- [WHAT IS EXPECTED]
Copy out all lines of the listing below that hold "Extract".

- [DATA PROVIDED]

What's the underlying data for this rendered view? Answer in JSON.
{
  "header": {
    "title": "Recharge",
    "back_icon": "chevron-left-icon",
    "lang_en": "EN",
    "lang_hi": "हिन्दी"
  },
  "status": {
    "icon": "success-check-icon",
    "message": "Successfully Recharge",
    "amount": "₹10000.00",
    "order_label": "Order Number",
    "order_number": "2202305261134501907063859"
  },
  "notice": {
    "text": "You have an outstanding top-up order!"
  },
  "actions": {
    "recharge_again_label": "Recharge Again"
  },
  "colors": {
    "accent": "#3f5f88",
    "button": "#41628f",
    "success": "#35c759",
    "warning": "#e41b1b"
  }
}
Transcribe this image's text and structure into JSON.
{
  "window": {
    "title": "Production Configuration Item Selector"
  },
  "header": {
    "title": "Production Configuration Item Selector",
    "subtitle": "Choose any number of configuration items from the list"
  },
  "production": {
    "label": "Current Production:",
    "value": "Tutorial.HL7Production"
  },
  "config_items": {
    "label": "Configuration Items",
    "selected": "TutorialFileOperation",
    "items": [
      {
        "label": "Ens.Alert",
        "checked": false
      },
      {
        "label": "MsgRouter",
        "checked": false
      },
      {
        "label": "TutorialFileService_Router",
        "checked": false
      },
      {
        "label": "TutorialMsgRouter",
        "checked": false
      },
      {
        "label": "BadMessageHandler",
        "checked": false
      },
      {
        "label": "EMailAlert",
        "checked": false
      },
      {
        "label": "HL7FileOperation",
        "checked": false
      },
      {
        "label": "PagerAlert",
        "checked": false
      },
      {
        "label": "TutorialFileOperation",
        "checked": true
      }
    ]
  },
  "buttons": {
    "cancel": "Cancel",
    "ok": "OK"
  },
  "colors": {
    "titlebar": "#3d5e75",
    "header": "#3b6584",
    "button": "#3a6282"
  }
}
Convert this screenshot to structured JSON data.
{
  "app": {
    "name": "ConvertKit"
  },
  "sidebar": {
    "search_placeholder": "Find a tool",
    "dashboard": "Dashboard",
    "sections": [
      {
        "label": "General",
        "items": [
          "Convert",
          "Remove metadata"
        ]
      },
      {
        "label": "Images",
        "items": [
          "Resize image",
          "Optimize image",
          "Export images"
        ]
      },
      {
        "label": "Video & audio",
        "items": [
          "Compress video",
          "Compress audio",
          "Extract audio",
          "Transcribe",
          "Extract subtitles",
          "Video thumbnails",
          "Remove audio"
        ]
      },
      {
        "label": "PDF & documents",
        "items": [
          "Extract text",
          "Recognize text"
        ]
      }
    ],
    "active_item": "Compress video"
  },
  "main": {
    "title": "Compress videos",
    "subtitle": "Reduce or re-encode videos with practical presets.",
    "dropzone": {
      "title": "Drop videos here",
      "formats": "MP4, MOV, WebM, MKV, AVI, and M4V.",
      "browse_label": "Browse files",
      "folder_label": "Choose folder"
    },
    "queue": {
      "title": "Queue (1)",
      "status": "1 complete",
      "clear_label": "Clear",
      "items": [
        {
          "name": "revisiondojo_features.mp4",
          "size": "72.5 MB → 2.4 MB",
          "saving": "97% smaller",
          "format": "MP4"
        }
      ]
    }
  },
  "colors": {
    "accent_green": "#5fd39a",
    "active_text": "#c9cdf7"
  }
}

- [SOLVED PROBLEM]
          "Extract audio",
          "Extract subtitles",
          "Extract text",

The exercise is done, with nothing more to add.